## INSTRUCTIONS FOR THE TASK
Write every record out again exactly as given.

## Web page and app entries

^^^^^^^^^^^^^^^^

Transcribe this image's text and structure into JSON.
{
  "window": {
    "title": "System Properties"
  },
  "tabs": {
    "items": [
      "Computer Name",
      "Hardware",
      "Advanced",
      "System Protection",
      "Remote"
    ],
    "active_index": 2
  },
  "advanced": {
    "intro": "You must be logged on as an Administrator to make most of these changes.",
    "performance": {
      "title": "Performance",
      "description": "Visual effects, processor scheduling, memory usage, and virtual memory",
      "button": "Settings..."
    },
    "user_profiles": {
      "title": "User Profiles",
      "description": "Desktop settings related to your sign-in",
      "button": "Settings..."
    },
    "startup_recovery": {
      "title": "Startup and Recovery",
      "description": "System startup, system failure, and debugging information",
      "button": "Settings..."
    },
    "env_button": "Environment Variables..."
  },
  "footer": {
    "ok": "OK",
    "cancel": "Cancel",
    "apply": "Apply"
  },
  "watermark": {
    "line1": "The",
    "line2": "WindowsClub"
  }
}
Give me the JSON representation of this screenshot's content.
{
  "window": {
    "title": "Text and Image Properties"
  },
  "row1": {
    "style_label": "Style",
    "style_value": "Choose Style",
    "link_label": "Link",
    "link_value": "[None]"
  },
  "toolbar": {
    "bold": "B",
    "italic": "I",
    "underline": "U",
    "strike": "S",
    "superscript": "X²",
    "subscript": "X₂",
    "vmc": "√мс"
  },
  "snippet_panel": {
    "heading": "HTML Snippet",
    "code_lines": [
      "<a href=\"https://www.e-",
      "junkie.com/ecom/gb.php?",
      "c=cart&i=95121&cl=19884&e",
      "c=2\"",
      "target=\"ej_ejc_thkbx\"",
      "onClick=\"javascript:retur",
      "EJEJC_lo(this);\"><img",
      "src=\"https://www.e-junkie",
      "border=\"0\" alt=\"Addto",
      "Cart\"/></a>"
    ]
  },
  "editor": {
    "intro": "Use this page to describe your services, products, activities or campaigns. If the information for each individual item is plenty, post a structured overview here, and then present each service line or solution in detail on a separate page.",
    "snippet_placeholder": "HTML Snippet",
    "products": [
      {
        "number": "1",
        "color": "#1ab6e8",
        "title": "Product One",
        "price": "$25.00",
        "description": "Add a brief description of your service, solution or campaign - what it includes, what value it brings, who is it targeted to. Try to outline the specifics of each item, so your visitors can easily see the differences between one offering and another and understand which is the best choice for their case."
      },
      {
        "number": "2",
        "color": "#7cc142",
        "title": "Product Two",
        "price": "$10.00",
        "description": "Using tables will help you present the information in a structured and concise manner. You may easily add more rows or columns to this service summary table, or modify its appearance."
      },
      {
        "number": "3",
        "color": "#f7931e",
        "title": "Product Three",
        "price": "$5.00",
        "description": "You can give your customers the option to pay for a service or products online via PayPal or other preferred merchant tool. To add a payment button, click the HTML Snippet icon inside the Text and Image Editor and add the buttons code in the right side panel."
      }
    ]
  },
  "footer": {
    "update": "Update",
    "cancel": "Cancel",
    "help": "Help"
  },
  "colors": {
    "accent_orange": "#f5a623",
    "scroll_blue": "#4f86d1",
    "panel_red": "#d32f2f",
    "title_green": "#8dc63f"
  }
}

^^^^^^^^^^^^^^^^

## EXPECTED ANSWER
Transcribe this image's text and structure into JSON.
{
  "window": {
    "title": "System Properties"
  },
  "tabs": {
    "items": [
      "Computer Name",
      "Hardware",
      "Advanced",
      "System Protection",
      "Remote"
    ],
    "active_index": 2
  },
  "advanced": {
    "intro": "You must be logged on as an Administrator to make most of these changes.",
    "performance": {
      "title": "Performance",
      "description": "Visual effects, processor scheduling, memory usage, and virtual memory",
      "button": "Settings..."
    },
    "user_profiles": {
      "title": "User Profiles",
      "description": "Desktop settings related to your sign-in",
      "button": "Settings..."
    },
    "startup_recovery": {
      "title": "Startup and Recovery",
      "description": "System startup, system failure, and debugging information",
      "button": "Settings..."
    },
    "env_button": "Environment Variables..."
  },
  "footer": {
    "ok": "OK",
    "cancel": "Cancel",
    "apply": "Apply"
  },
  "watermark": {
    "line1": "The",
    "line2": "WindowsClub"
  }
}
Give me the JSON representation of this screenshot's content.
{
  "window": {
    "title": "Text and Image Properties"
  },
  "row1": {
    "style_label": "Style",
    "style_value": "Choose Style",
    "link_label": "Link",
    "link_value": "[None]"
  },
  "toolbar": {
    "bold": "B",
    "italic": "I",
    "underline": "U",
    "strike": "S",
    "superscript": "X²",
    "subscript": "X₂",
    "vmc": "√мс"
  },
  "snippet_panel": {
    "heading": "HTML Snippet",
    "code_lines": [
      "<a href=\"https://www.e-",
      "junkie.com/ecom/gb.php?",
      "c=cart&i=95121&cl=19884&e",
      "c=2\"",
      "target=\"ej_ejc_thkbx\"",
      "onClick=\"javascript:retur",
      "EJEJC_lo(this);\"><img",
      "src=\"https://www.e-junkie",
      "border=\"0\" alt=\"Addto",
      "Cart\"/></a>"
    ]
  },
  "editor": {
    "intro": "Use this page to describe your services, products, activities or campaigns. If the information for each individual item is plenty, post a structured overview here, and then present each service line or solution in detail on a separate page.",
    "snippet_placeholder": "HTML Snippet",
    "products": [
      {
        "number": "1",
        "color": "#1ab6e8",
        "title": "Product One",
        "price": "$25.00",
        "description": "Add a brief description of your service, solution or campaign - what it includes, what value it brings, who is it targeted to. Try to outline the specifics of each item, so your visitors can easily see the differences between one offering and another and understand which is the best choice for their case."
      },
      {
        "number": "2",
        "color": "#7cc142",
        "title": "Product Two",
        "price": "$10.00",
        "description": "Using tables will help you present the information in a structured and concise manner. You may easily add more rows or columns to this service summary table, or modify its appearance."
      },
      {
        "number": "3",
        "color": "#f7931e",
        "title": "Product Three",
        "price": "$5.00",
        "description": "You can give your customers the option to pay for a service or products online via PayPal or other preferred merchant tool. To add a payment button, click the HTML Snippet icon inside the Text and Image Editor and add the buttons code in the right side panel."
      }
    ]
  },
  "footer": {
    "update": "Update",
    "cancel": "Cancel",
    "help": "Help"
  },
  "colors": {
    "accent_orange": "#f5a623",
    "scroll_blue": "#4f86d1",
    "panel_red": "#d32f2f",
    "title_green": "#8dc63f"
  }
}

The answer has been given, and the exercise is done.